“When you’re applying heat and pressure to trichomes, which are these very small, delicate little structures, the cell wall and the trichome head and stalk ruptures,” Vlosky says. “The heat is what helps liquefy that oil to a point that, combined with pressure and a filtration medium, since it’s pressed in a bag or in a stainless steel wrap, extrudes and presses the oil through the filter, giving you the pure expression of the plant. It’s leaving a lot of the organic plant material behind, like the husks of the trichomes and any other residual plant material.”
WATCH: Click here for a video of rosin being pressed on a PurePressure press.
To get it right, rosin presses should include rectangular heat plates. A square isn’t ideal, because that shape creates less perimeter space for the rosin to “exit” the press—meaning, in the end, less yield from the plant. There are several variables in play here, but PurePressure encourages using a rectangular bag on a rectangular heat plate to ensure that the perimeter is used most efficiently.
“You want to reduce that distance [from the center of the plate] as much as you can, and there’s a bit of a balance there,” Vlosky says.
Ultimately, it’s both science and art. Finesse is a critical part of the actual pressing process.
The bottleneck, to the extent that producers watch out for one, is not with rosin presses, but rather with source material production itself. How much hash or sift can your produce? Most operators find that one or two presses gets the job done, though there are certainly businesses running six or even eight presses every day.
PurePressure has designed its equipment to more easily navigate the learning curve. The company’s rosin presses include touch-screen feedback mechanisms to convey how long you’re pressing and how much force you’re applying. The presses are loaded up with established recipes (and room to save your own for later reference). That’s another key: The savvy operator will want to track and record all measurements—input and output—to ensure that the highest-quality yields are emerging from this process. Then it’s easier to scale and figure out if it fits into your business model.
Because the solventless process retains the plant’s true expression, this isn’t a situation where plant material can be remediated.

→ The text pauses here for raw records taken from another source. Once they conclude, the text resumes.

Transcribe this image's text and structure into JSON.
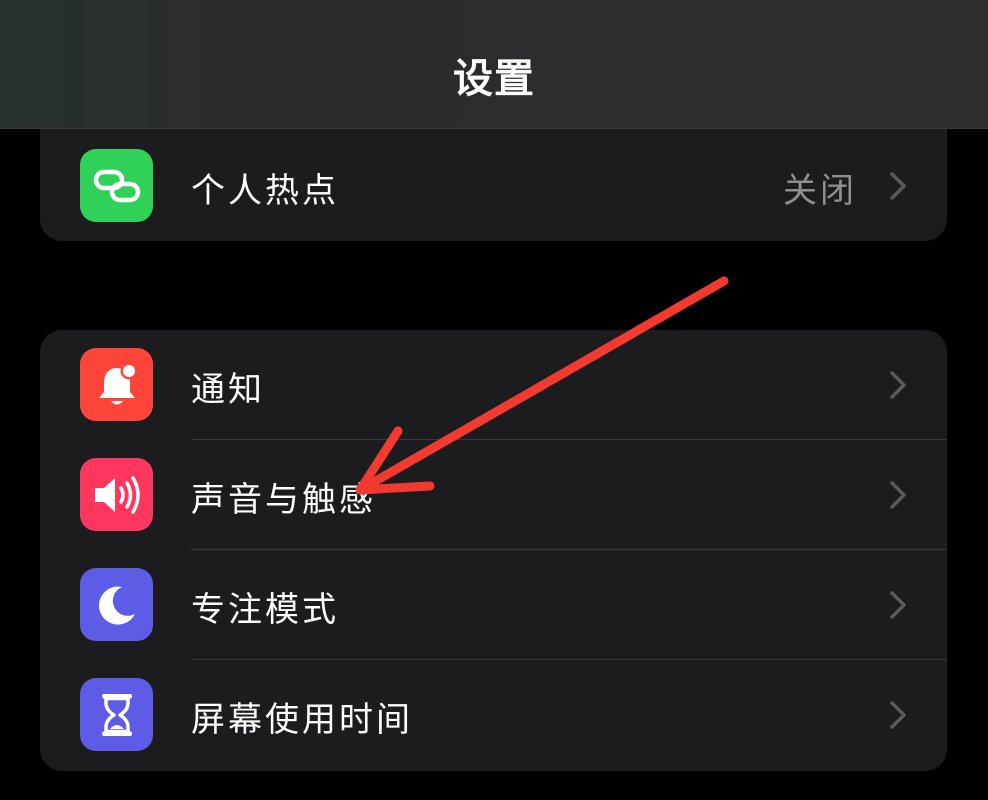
{
  "nav": {
    "title": "设置"
  },
  "sections": {
    "connectivity": {
      "items": [
        {
          "label": "个人热点",
          "value": "关闭",
          "icon": "link-icon",
          "icon_color": "#30d158"
        }
      ]
    },
    "general": {
      "items": [
        {
          "label": "通知",
          "icon": "bell-badge-icon",
          "icon_color": "#ff453a"
        },
        {
          "label": "声音与触感",
          "icon": "speaker-wave-icon",
          "icon_color": "#ff375f"
        },
        {
          "label": "专注模式",
          "icon": "moon-icon",
          "icon_color": "#5e5ce6"
        },
        {
          "label": "屏幕使用时间",
          "icon": "hourglass-icon",
          "icon_color": "#5e5ce6"
        }
      ]
    }
  },
  "annotation": {
    "arrow_color": "#f23a30",
    "points_to": "声音与触感"
  }
}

If the plant material has issues on the front end, those will be picked up on the back end.
“What goes in absolutely comes out with solventless,” Vlosky says.